And of course, the troops of young volunteers, always relaxed and cheerful, as though welcoming thousands of visitors is an everyday occurrence.  Only during their breaks from the long periods of standing around, alert to every visitor’s need, do you catch them surreptitiously checking their smart phones. They are teenagers, after all, susceptibility to digital addiction an almost unavoidable affliction.

And Rwandans’ sensitivity. This it has to be said, unexpected. With respect to the exceptions among them, Rwandans do have a tendency to stare at one another, and most commonly, at anyone who looks out of the norm. And yet, groups of LGBT (Lesbians, Gay, Bisexual and Transgender) people, some transitioning broad shouldered, bearded men, dressed in glamourous long dresses and vertiginous high heels, got only quick discreet glances. These delegates will have returned home without any inkling that Rwanda is in many ways, still very much a conservative society.

Unnoticed, but surely certain to add significantly to the psychological wellbeing of everyone who passed by, the crowds of yellow daisies. It is the rainy season in Rwanda, and flowers, both wild and cultivated, drink their fill, expressing their merriment in all the colours of the rainbow. It is worth lingering in the main car park of the Kigali Convention Centre. There are surely few inviting car parks anywhere. Mercifully, they resisted the temptation to plant flowers, and instead weed the naturally growing daisies.

And finally, the Rwanda Convention Bureau. In a day or so, the well oiled machine will be ready to welcome yet more visitors, from across the world.
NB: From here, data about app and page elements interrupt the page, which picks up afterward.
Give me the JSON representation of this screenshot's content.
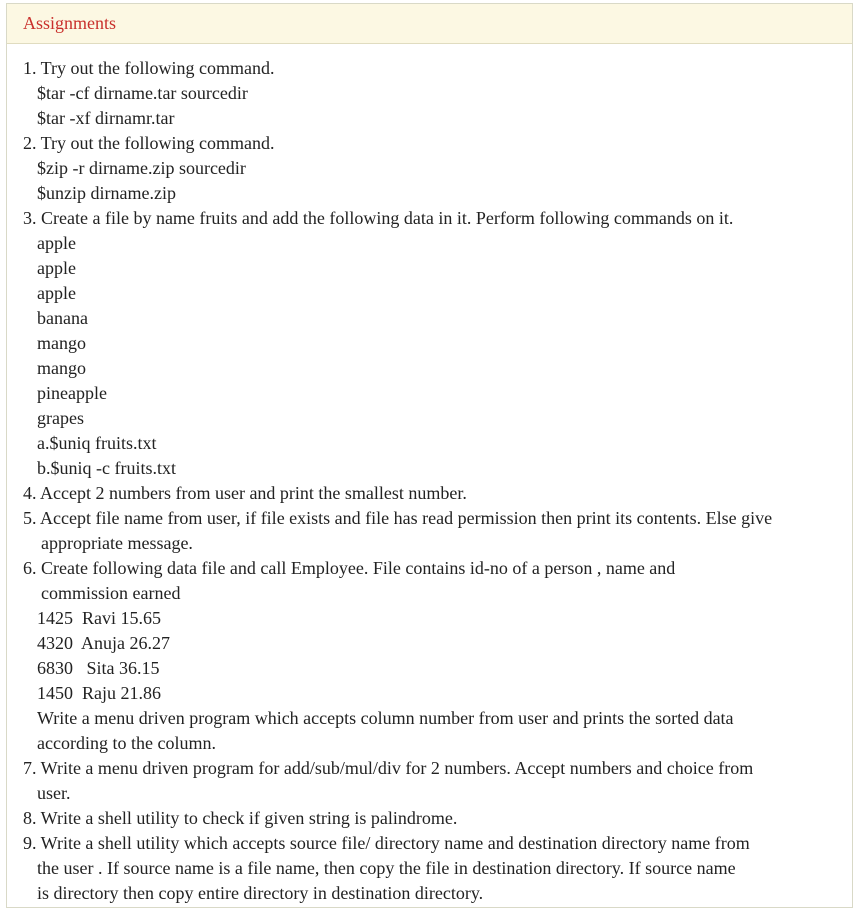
{
  "panel": {
    "title": "Assignments"
  },
  "lines": [
    {
      "text": "1. Try out the following command.",
      "indent": 0
    },
    {
      "text": "$tar -cf dirname.tar sourcedir",
      "indent": 1
    },
    {
      "text": "$tar -xf dirnamr.tar",
      "indent": 1
    },
    {
      "text": "2. Try out the following command.",
      "indent": 0
    },
    {
      "text": "$zip -r dirname.zip sourcedir",
      "indent": 1
    },
    {
      "text": "$unzip dirname.zip",
      "indent": 1
    },
    {
      "text": "3. Create a file by name fruits and add the following data in it. Perform following commands on it.",
      "indent": 0
    },
    {
      "text": "apple",
      "indent": 1
    },
    {
      "text": "apple",
      "indent": 1
    },
    {
      "text": "apple",
      "indent": 1
    },
    {
      "text": "banana",
      "indent": 1
    },
    {
      "text": "mango",
      "indent": 1
    },
    {
      "text": "mango",
      "indent": 1
    },
    {
      "text": "pineapple",
      "indent": 1
    },
    {
      "text": "grapes",
      "indent": 1
    },
    {
      "text": "a.$uniq fruits.txt",
      "indent": 1
    },
    {
      "text": "b.$uniq -c fruits.txt",
      "indent": 1
    },
    {
      "text": "4. Accept 2 numbers from user and print the smallest number.",
      "indent": 0
    },
    {
      "text": "5. Accept file name from user, if file exists and file has read permission then print its contents. Else give",
      "indent": 0
    },
    {
      "text": "appropriate message.",
      "indent": 2
    },
    {
      "text": "6. Create following data file and call Employee. File contains id-no of a person , name and",
      "indent": 0
    },
    {
      "text": "commission earned",
      "indent": 2
    },
    {
      "text": "1425  Ravi 15.65",
      "indent": 1
    },
    {
      "text": "4320  Anuja 26.27",
      "indent": 1
    },
    {
      "text": "6830   Sita 36.15",
      "indent": 1
    },
    {
      "text": "1450  Raju 21.86",
      "indent": 1
    },
    {
      "text": "Write a menu driven program which accepts column number from user and prints the sorted data",
      "indent": 1
    },
    {
      "text": "according to the column.",
      "indent": 1
    },
    {
      "text": "7. Write a menu driven program for add/sub/mul/div for 2 numbers. Accept numbers and choice from",
      "indent": 0
    },
    {
      "text": "user.",
      "indent": 1
    },
    {
      "text": "8. Write a shell utility to check if given string is palindrome.",
      "indent": 0
    },
    {
      "text": "9. Write a shell utility which accepts source file/ directory name and destination directory name from",
      "indent": 0
    },
    {
      "text": "the user . If source name is a file name, then copy the file in destination directory. If source name",
      "indent": 1
    },
    {
      "text": "is directory then copy entire directory in destination directory.",
      "indent": 1
    }
  ]
}
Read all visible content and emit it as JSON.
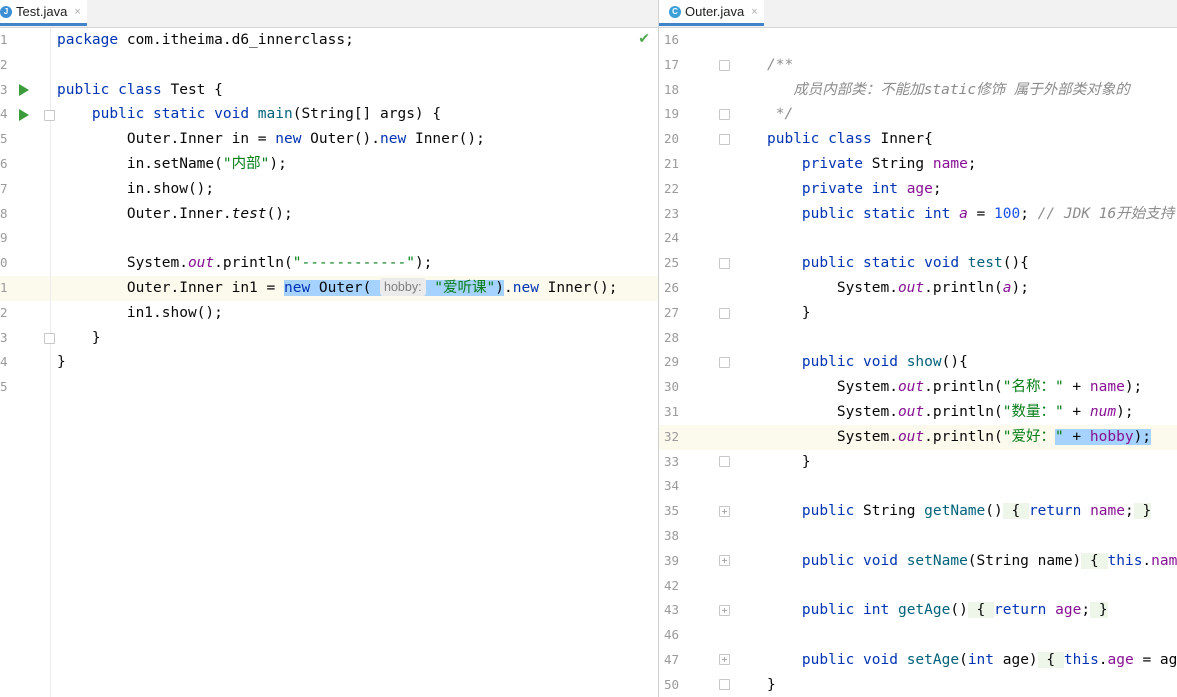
{
  "left": {
    "tab_label": "Test.java",
    "tab_close": "×",
    "line_numbers": [
      "1",
      "2",
      "3",
      "4",
      "5",
      "6",
      "7",
      "8",
      "9",
      "0",
      "1",
      "2",
      "3",
      "4",
      "5"
    ],
    "inlay_hint": "hobby:"
  },
  "right": {
    "tab_label": "Outer.java",
    "tab_close": "×",
    "line_numbers": [
      "16",
      "17",
      "18",
      "19",
      "20",
      "21",
      "22",
      "23",
      "24",
      "25",
      "26",
      "27",
      "28",
      "29",
      "30",
      "31",
      "32",
      "33",
      "34",
      "35",
      "38",
      "39",
      "42",
      "43",
      "46",
      "47",
      "50"
    ]
  },
  "icons": {
    "java_file_icon": "J",
    "class_file_icon": "C",
    "check_mark": "✔"
  },
  "colors": {
    "keyword": "#0033b3",
    "string": "#067d17",
    "field": "#871094",
    "number": "#1750eb",
    "selection": "#a6d2ff",
    "current_line": "#fcfaed",
    "run_icon": "#3b9c3b"
  }
}
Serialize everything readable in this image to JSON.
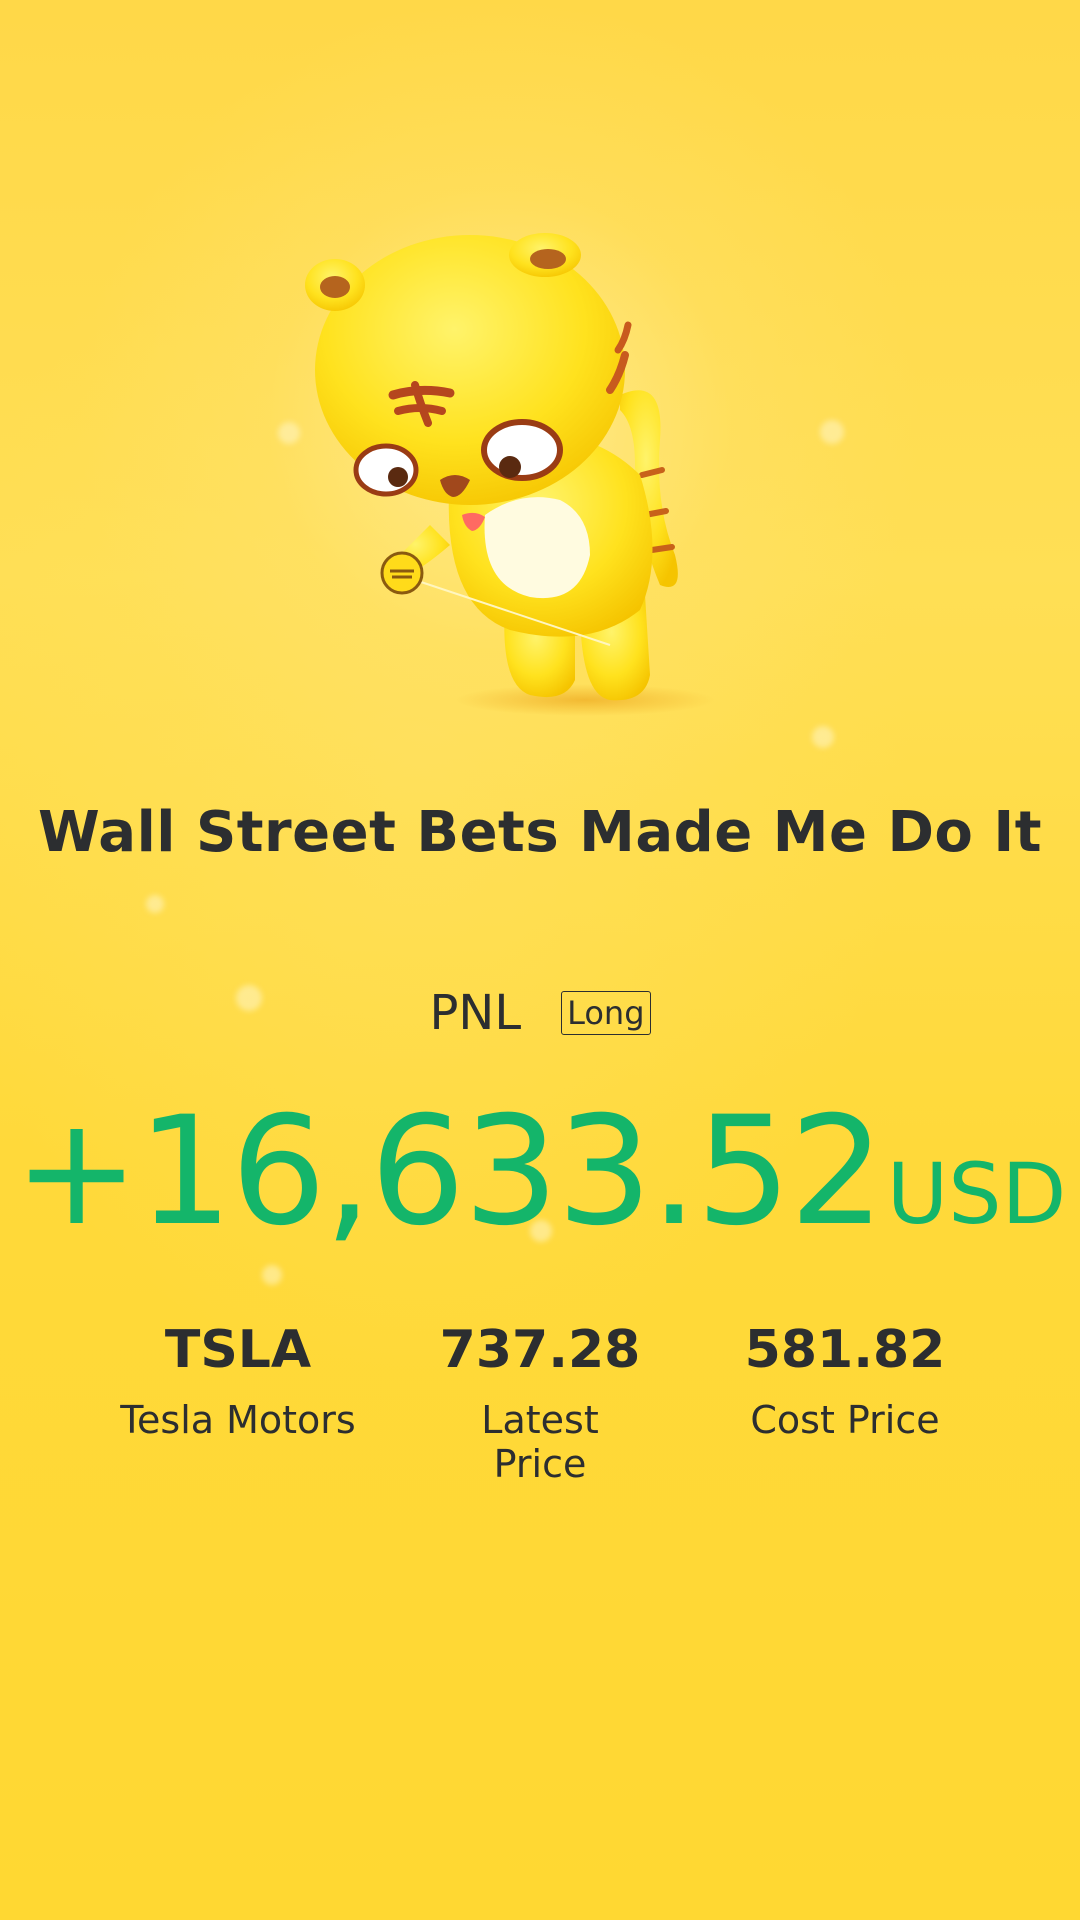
{
  "headline": "Wall Street Bets Made Me Do It",
  "pnl": {
    "label": "PNL",
    "position_type": "Long",
    "amount": "+16,633.52",
    "currency": "USD",
    "amount_color": "#14b56a"
  },
  "stats": [
    {
      "value": "TSLA",
      "label": "Tesla Motors"
    },
    {
      "value": "737.28",
      "label": "Latest Price"
    },
    {
      "value": "581.82",
      "label": "Cost Price"
    }
  ],
  "mascot": {
    "icon": "tiger-mascot-illustration"
  },
  "colors": {
    "background": "#ffd93a",
    "text": "#2c2e30",
    "profit": "#14b56a"
  }
}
The organisation will again emulate a swan. All serene elegance up above, powered by furious puddling under the surface.